*Activity*
Write each entry again exactly as shown, but without the images it holds.

*Exercise materials*

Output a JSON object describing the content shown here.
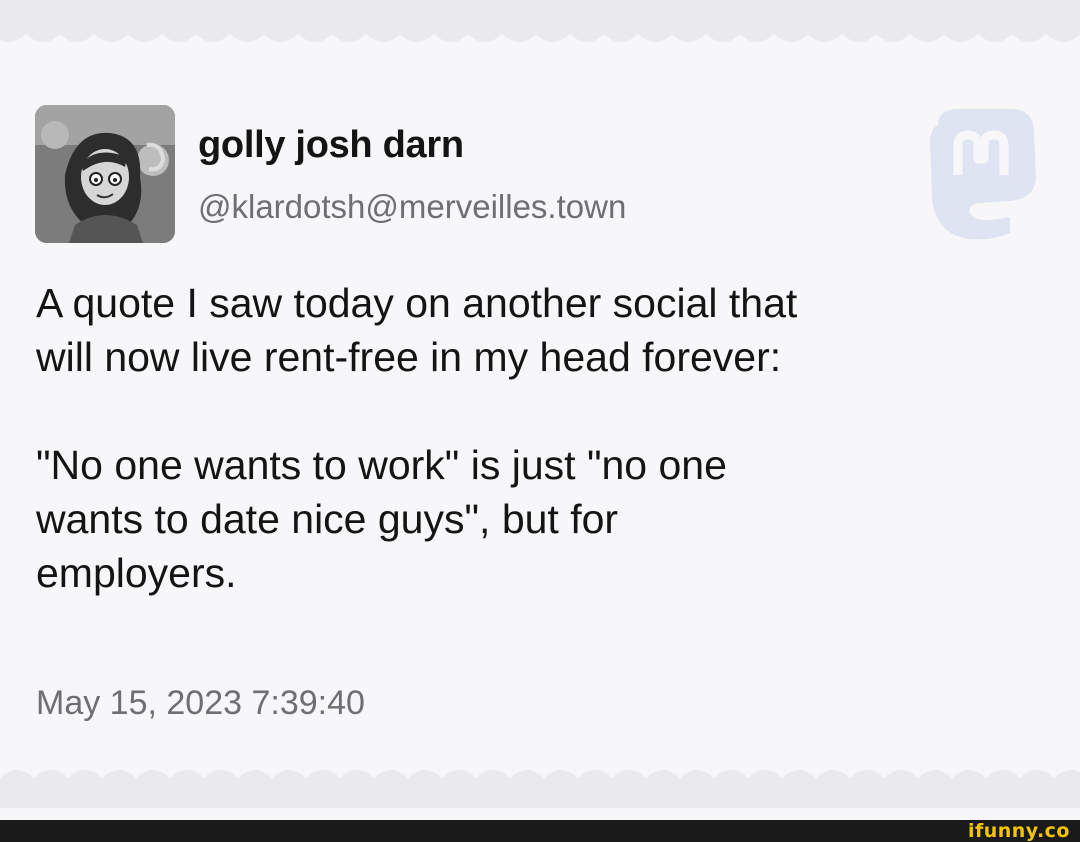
{
  "post": {
    "display_name": "golly josh darn",
    "handle": "@klardotsh@merveilles.town",
    "paragraph_1": "A quote I saw today on another social that\nwill now live rent-free in my head forever:",
    "paragraph_2": "\"No one wants to work\" is just \"no one\nwants to date nice guys\", but for\nemployers.",
    "timestamp": "May 15, 2023 7:39:40"
  },
  "icons": {
    "avatar": "cartoon-character-avatar",
    "platform_logo": "mastodon-logo"
  },
  "watermark": {
    "text": "ifunny.co"
  },
  "colors": {
    "background": "#f7f7f9",
    "text": "#141414",
    "muted_text": "#6e6e74",
    "logo_tint": "#dfe4f3",
    "watermark": "#f2c500"
  }
}
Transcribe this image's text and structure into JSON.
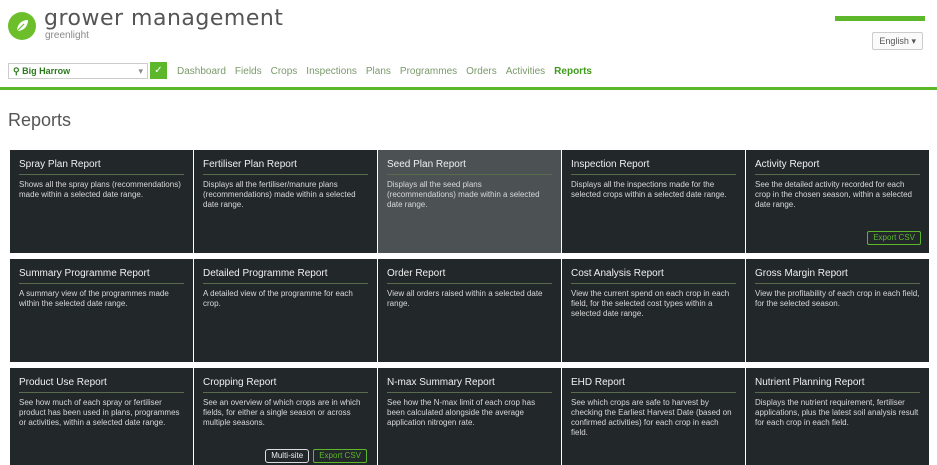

*Response box*
Output a JSON object describing the content shown here.
{
  "post": {
    "display_name": "golly josh darn",
    "handle": "@klardotsh@merveilles.town",
    "paragraph_1": "A quote I saw today on another social that\nwill now live rent-free in my head forever:",
    "paragraph_2": "\"No one wants to work\" is just \"no one\nwants to date nice guys\", but for\nemployers.",
    "timestamp": "May 15, 2023 7:39:40"
  },
  "icons": {
    "avatar": "cartoon-character-avatar",
    "platform_logo": "mastodon-logo"
  },
  "watermark": {
    "text": "ifunny.co"
  },
  "colors": {
    "background": "#f7f7f9",
    "text": "#141414",
    "muted_text": "#6e6e74",
    "logo_tint": "#dfe4f3",
    "watermark": "#f2c500"
  }
}
Transcribe this image's text and structure into JSON.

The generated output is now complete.